[Data records for software interfaces]
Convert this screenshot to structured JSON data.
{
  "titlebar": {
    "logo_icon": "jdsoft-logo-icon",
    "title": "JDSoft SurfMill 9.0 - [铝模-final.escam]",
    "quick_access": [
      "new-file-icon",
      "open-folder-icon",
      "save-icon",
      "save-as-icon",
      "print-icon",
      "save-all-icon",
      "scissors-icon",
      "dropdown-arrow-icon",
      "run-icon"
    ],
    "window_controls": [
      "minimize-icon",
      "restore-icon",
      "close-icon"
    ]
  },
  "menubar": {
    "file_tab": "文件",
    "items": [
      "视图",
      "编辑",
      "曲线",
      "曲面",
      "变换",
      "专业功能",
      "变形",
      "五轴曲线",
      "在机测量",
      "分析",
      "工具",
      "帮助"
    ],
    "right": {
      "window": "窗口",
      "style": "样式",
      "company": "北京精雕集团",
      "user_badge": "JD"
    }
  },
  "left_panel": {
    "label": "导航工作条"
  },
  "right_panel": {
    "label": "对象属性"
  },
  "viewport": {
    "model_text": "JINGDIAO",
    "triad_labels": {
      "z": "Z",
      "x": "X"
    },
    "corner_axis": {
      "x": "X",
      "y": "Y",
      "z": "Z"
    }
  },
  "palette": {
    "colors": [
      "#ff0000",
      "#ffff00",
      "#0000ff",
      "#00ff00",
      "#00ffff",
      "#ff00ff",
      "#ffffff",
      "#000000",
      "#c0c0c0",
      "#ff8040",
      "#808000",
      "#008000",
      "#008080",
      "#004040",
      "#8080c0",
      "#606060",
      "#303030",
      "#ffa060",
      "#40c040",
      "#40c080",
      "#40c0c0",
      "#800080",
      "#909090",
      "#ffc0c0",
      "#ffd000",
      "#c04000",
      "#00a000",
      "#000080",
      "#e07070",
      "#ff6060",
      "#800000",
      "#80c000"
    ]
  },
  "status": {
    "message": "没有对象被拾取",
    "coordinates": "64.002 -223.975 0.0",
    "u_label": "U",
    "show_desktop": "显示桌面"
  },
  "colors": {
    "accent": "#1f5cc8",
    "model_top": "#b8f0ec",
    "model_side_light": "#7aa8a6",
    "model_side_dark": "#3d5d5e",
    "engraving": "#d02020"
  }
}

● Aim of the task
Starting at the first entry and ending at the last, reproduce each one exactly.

● Answer space
Convert this screenshot to structured JSON data.
{
  "titlebar": {
    "logo_icon": "jdsoft-logo-icon",
    "title": "JDSoft SurfMill 9.0 - [铝模-final.escam]",
    "quick_access": [
      "new-file-icon",
      "open-folder-icon",
      "save-icon",
      "save-as-icon",
      "print-icon",
      "save-all-icon",
      "scissors-icon",
      "dropdown-arrow-icon",
      "run-icon"
    ],
    "window_controls": [
      "minimize-icon",
      "restore-icon",
      "close-icon"
    ]
  },
  "menubar": {
    "file_tab": "文件",
    "items": [
      "视图",
      "编辑",
      "曲线",
      "曲面",
      "变换",
      "专业功能",
      "变形",
      "五轴曲线",
      "在机测量",
      "分析",
      "工具",
      "帮助"
    ],
    "right": {
      "window": "窗口",
      "style": "样式",
      "company": "北京精雕集团",
      "user_badge": "JD"
    }
  },
  "left_panel": {
    "label": "导航工作条"
  },
  "right_panel": {
    "label": "对象属性"
  },
  "viewport": {
    "model_text": "JINGDIAO",
    "triad_labels": {
      "z": "Z",
      "x": "X"
    },
    "corner_axis": {
      "x": "X",
      "y": "Y",
      "z": "Z"
    }
  },
  "palette": {
    "colors": [
      "#ff0000",
      "#ffff00",
      "#0000ff",
      "#00ff00",
      "#00ffff",
      "#ff00ff",
      "#ffffff",
      "#000000",
      "#c0c0c0",
      "#ff8040",
      "#808000",
      "#008000",
      "#008080",
      "#004040",
      "#8080c0",
      "#606060",
      "#303030",
      "#ffa060",
      "#40c040",
      "#40c080",
      "#40c0c0",
      "#800080",
      "#909090",
      "#ffc0c0",
      "#ffd000",
      "#c04000",
      "#00a000",
      "#000080",
      "#e07070",
      "#ff6060",
      "#800000",
      "#80c000"
    ]
  },
  "status": {
    "message": "没有对象被拾取",
    "coordinates": "64.002 -223.975 0.0",
    "u_label": "U",
    "show_desktop": "显示桌面"
  },
  "colors": {
    "accent": "#1f5cc8",
    "model_top": "#b8f0ec",
    "model_side_light": "#7aa8a6",
    "model_side_dark": "#3d5d5e",
    "engraving": "#d02020"
  }
}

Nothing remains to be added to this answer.